Below are records; report the number of lines in them that include the word "style", with no other text.
BEGIN DATA UNDER STUDY
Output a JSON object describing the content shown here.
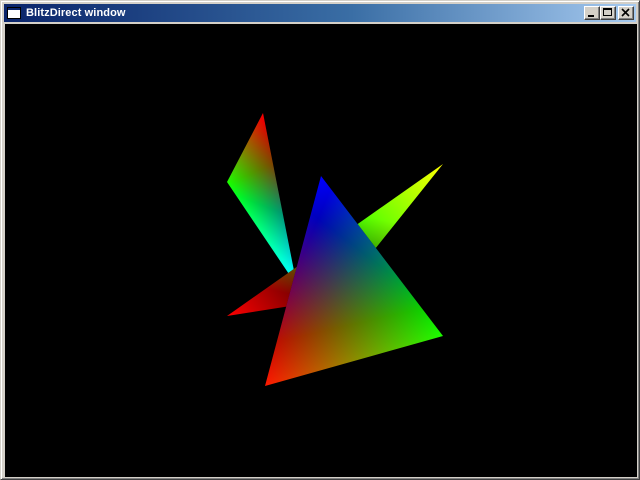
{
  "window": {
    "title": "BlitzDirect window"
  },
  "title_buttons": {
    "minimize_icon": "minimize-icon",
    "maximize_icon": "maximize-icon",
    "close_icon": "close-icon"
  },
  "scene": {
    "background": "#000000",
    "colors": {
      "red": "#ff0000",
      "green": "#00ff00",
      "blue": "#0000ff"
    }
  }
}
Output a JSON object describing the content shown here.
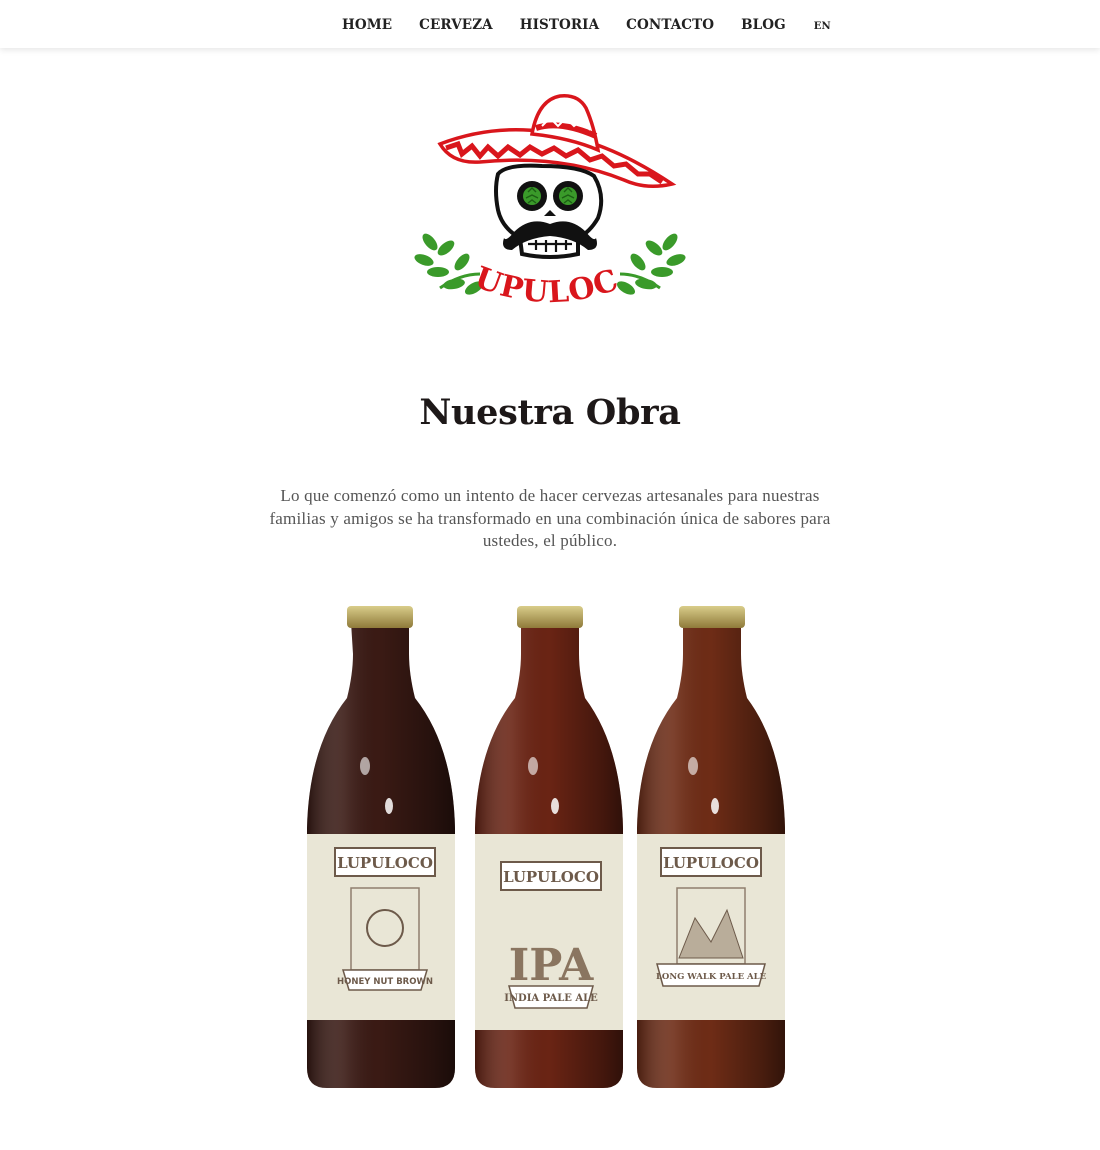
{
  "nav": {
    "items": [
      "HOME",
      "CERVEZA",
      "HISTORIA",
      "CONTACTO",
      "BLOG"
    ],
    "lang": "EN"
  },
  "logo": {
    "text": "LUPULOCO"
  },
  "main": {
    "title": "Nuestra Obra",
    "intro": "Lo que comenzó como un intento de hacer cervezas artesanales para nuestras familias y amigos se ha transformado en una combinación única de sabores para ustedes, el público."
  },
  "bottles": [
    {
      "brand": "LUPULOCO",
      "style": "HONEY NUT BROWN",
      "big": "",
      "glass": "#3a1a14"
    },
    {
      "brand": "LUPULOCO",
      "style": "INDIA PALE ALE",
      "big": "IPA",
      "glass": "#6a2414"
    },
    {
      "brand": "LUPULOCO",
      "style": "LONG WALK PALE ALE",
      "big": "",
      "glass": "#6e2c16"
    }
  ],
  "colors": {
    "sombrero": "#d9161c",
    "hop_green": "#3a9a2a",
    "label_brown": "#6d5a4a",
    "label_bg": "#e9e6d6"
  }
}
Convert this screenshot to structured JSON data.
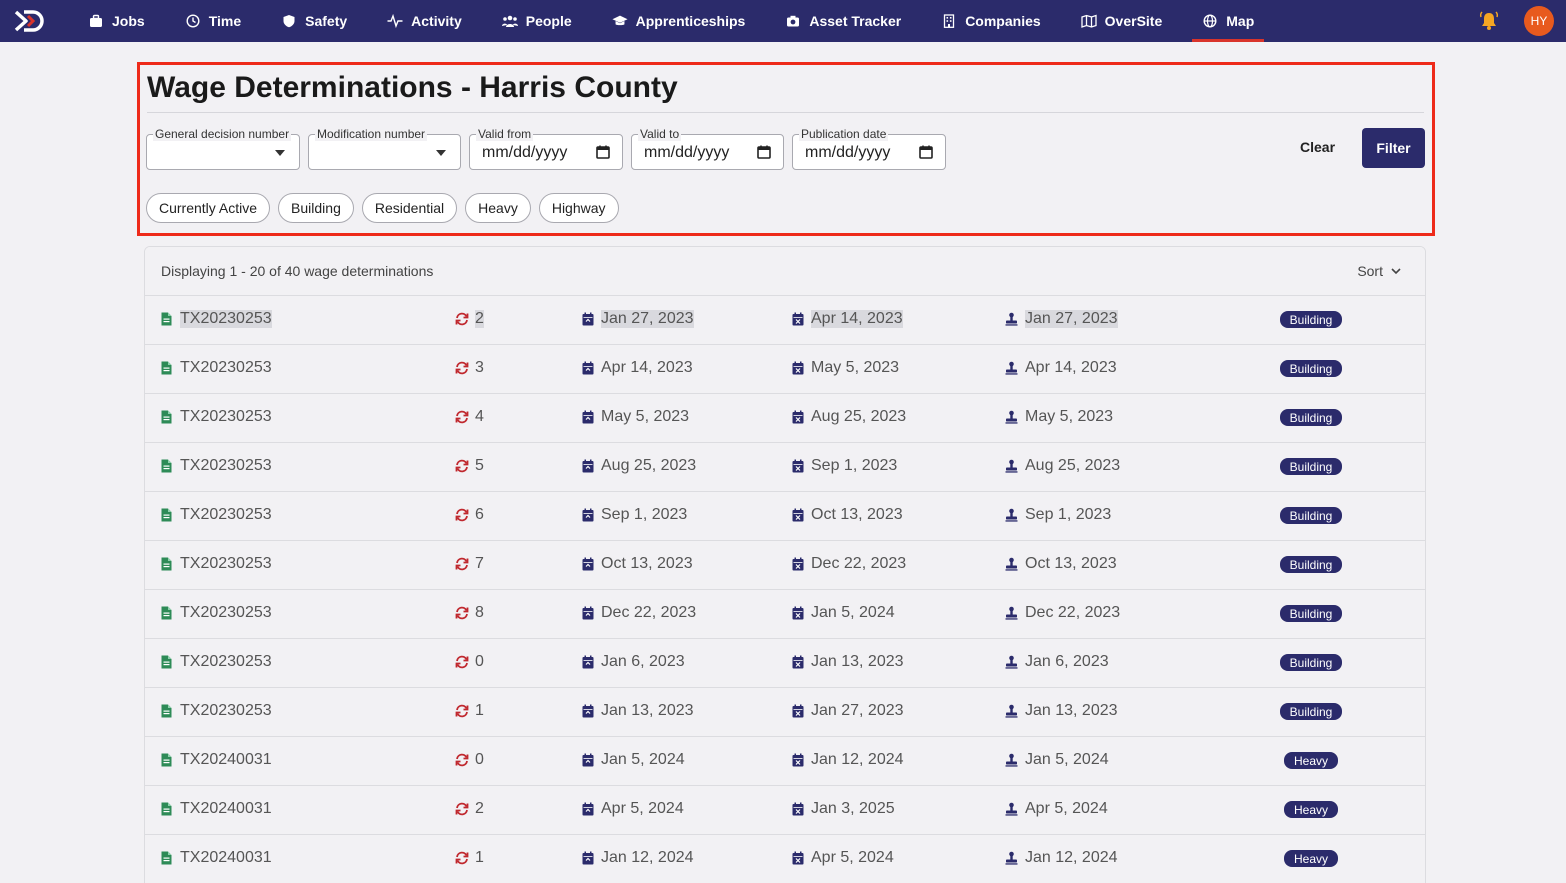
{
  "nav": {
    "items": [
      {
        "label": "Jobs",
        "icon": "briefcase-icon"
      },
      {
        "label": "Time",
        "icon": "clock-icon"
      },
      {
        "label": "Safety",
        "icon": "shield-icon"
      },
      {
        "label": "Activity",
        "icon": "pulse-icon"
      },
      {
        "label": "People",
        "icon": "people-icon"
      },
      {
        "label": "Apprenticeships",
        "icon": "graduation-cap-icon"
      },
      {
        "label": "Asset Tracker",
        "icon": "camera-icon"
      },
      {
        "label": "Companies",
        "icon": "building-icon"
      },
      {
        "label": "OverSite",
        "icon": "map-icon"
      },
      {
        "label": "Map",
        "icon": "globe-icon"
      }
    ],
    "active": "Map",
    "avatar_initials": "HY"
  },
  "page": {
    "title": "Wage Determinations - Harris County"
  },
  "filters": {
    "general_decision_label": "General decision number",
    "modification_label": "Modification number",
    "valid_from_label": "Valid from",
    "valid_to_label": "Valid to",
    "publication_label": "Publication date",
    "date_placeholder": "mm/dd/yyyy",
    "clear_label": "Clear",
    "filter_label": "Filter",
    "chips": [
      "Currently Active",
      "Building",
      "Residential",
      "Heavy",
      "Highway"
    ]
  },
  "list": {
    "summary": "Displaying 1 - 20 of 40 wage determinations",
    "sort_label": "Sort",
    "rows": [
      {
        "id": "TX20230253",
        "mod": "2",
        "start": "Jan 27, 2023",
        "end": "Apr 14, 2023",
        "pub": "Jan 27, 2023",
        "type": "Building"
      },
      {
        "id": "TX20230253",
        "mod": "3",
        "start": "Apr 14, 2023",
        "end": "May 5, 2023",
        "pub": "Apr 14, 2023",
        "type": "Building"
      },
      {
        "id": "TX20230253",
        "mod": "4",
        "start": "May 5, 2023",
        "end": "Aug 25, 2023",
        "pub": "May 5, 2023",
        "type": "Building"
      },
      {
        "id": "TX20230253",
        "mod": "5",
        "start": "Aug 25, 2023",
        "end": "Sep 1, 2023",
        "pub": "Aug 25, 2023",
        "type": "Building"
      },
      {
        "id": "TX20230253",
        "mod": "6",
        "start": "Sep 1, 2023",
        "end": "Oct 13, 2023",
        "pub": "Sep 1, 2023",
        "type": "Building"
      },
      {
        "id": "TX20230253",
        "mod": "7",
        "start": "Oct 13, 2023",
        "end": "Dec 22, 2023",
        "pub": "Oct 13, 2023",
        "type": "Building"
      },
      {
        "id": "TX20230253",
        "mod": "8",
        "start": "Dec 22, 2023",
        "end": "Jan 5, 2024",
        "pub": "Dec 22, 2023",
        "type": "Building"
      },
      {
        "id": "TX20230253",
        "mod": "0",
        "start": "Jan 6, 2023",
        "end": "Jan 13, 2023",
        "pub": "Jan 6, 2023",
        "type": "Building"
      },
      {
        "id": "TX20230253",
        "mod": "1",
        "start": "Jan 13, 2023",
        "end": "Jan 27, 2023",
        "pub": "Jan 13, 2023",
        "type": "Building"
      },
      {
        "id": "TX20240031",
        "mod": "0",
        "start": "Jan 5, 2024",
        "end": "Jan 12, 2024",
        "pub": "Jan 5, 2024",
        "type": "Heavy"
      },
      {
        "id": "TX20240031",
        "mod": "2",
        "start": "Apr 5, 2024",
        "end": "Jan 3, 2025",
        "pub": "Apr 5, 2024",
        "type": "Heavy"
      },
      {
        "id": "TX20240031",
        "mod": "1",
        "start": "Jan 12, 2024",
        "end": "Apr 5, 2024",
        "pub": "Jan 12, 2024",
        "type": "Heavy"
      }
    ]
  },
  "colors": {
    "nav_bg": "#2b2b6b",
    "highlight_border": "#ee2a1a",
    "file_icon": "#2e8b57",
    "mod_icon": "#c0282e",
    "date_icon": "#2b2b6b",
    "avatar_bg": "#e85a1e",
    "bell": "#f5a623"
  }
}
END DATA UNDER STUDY
OUTPUT OF THE EXERCISE:
3